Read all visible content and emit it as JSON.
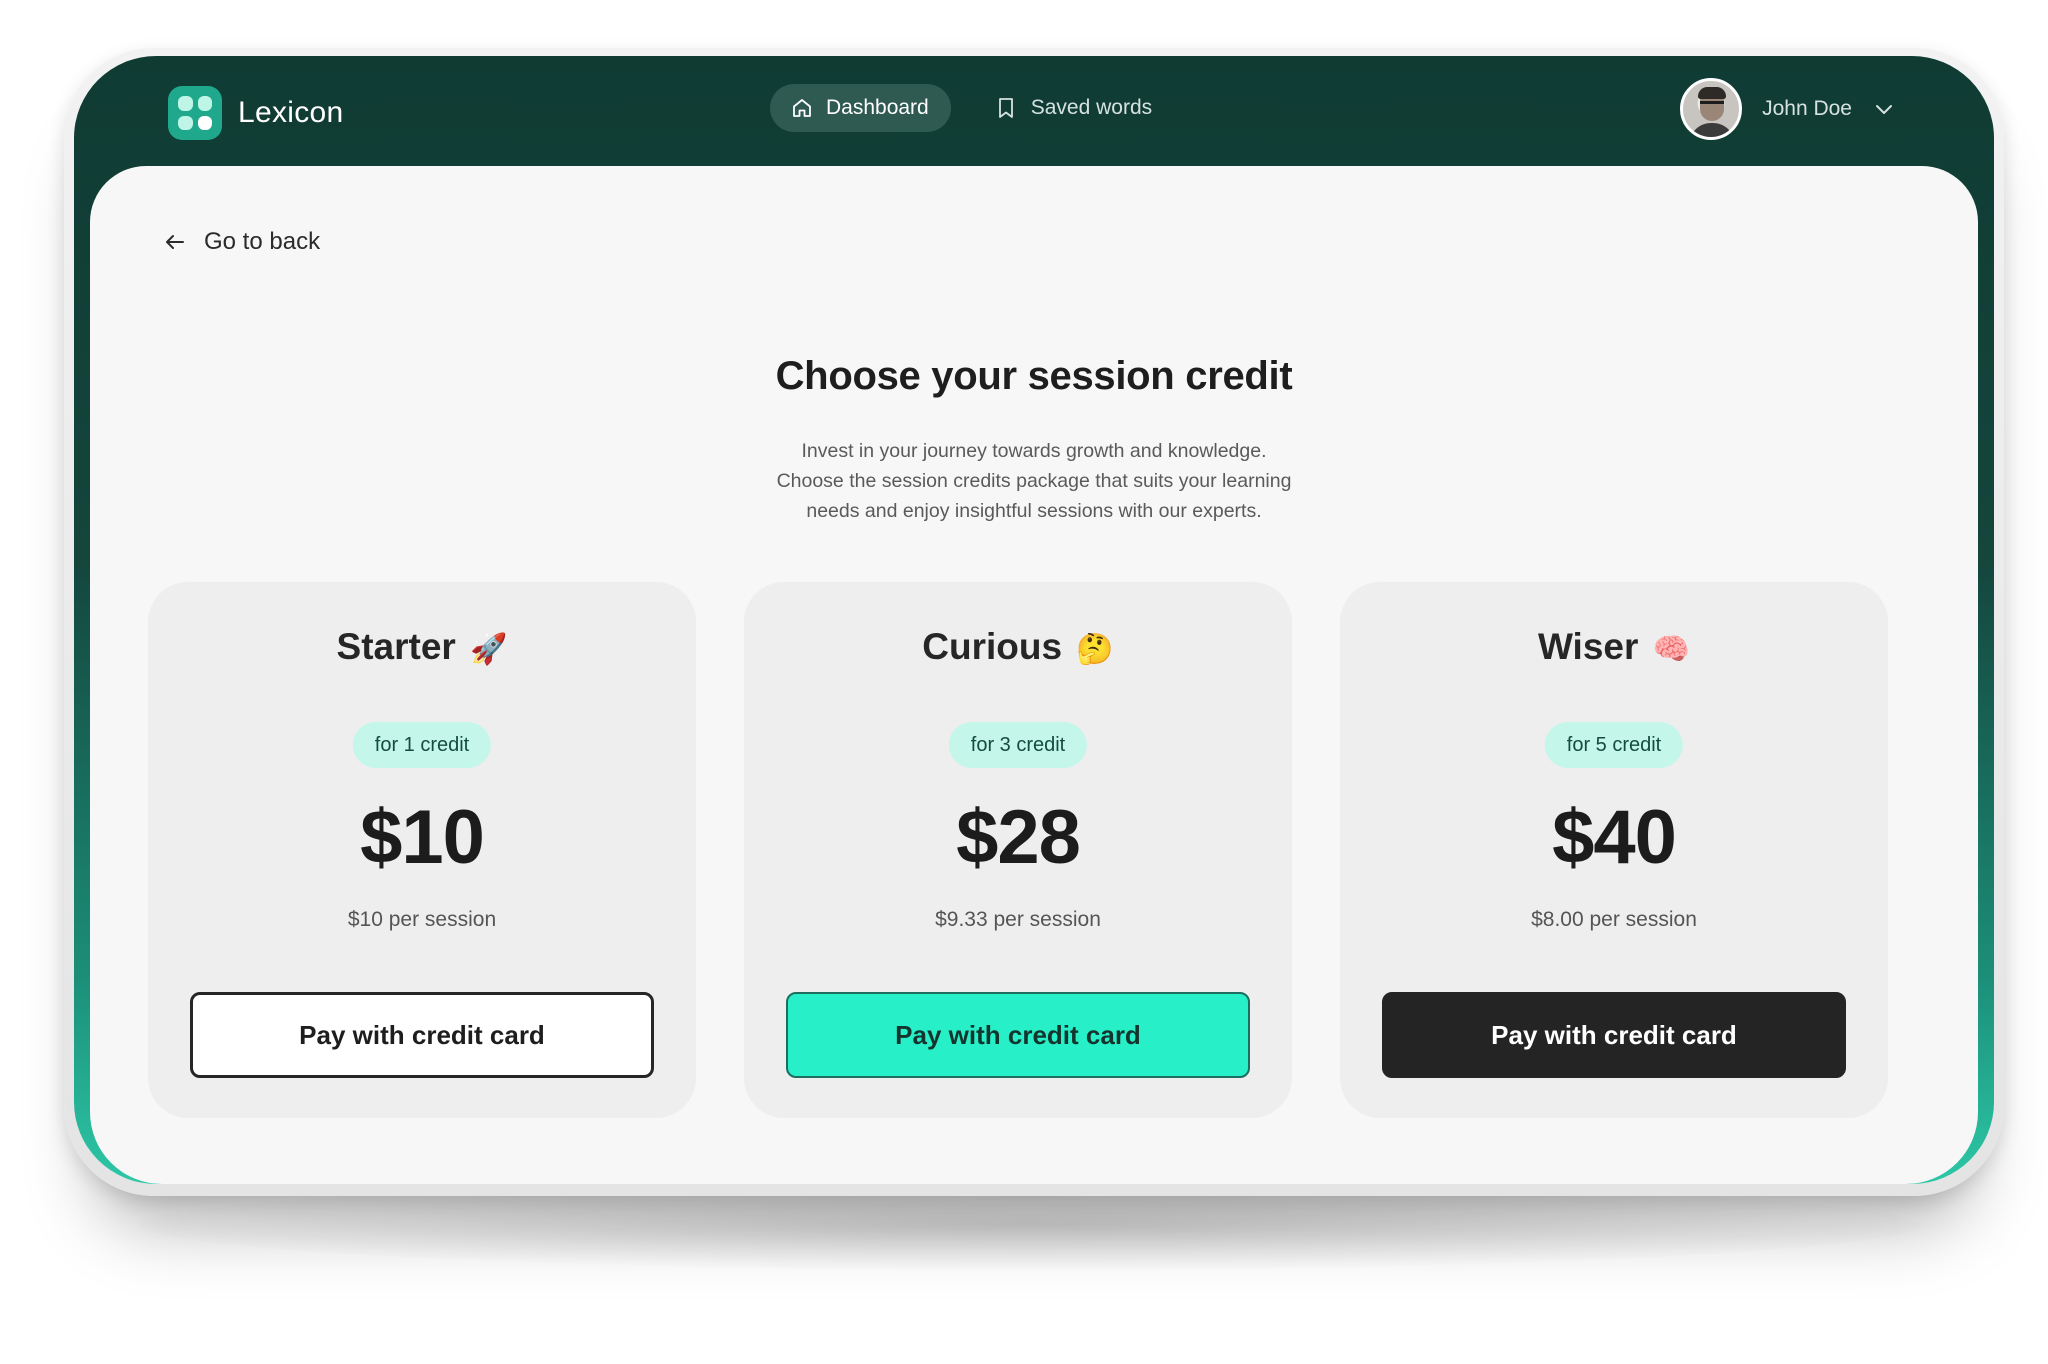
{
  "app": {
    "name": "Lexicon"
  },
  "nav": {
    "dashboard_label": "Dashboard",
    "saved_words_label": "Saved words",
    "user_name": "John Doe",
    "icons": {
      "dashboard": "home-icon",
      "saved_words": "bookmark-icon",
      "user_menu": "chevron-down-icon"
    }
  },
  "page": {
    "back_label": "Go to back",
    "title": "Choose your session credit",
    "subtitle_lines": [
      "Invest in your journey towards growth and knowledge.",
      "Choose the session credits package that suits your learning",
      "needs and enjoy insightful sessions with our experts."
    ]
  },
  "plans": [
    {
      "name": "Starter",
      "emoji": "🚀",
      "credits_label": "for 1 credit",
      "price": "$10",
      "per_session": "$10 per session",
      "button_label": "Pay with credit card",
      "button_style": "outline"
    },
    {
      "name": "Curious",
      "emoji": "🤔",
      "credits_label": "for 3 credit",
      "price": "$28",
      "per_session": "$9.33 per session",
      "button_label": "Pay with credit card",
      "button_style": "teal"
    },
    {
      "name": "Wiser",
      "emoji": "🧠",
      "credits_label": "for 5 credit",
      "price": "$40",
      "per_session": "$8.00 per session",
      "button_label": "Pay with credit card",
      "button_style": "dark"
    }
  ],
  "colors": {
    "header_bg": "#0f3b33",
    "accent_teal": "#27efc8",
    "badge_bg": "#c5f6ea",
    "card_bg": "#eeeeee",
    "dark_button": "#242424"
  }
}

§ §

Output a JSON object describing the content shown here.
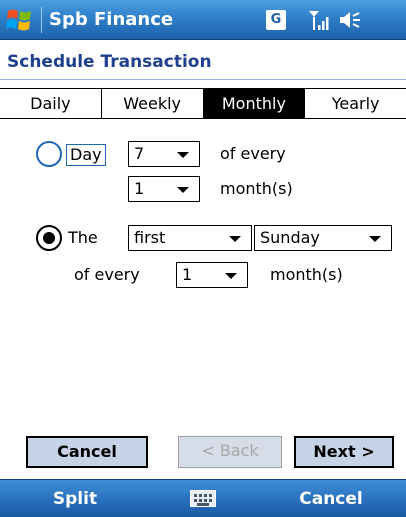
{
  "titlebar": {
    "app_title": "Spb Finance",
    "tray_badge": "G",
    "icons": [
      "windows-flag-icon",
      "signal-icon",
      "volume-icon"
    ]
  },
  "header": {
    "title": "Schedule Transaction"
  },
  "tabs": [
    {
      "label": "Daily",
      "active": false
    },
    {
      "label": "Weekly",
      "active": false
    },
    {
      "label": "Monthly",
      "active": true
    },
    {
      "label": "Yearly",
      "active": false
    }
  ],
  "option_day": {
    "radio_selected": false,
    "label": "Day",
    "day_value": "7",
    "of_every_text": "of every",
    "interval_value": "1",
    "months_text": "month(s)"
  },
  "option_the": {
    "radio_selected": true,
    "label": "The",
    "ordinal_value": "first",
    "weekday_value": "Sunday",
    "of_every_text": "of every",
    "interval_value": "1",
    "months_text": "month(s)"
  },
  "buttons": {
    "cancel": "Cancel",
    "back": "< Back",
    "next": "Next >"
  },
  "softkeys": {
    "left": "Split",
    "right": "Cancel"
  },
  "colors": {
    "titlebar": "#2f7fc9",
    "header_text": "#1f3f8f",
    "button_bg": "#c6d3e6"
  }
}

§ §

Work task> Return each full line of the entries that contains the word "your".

Response below>
    "title": "Choose your session credit",
      "Invest in your journey towards growth and knowledge.",
      "Choose the session credits package that suits your learning",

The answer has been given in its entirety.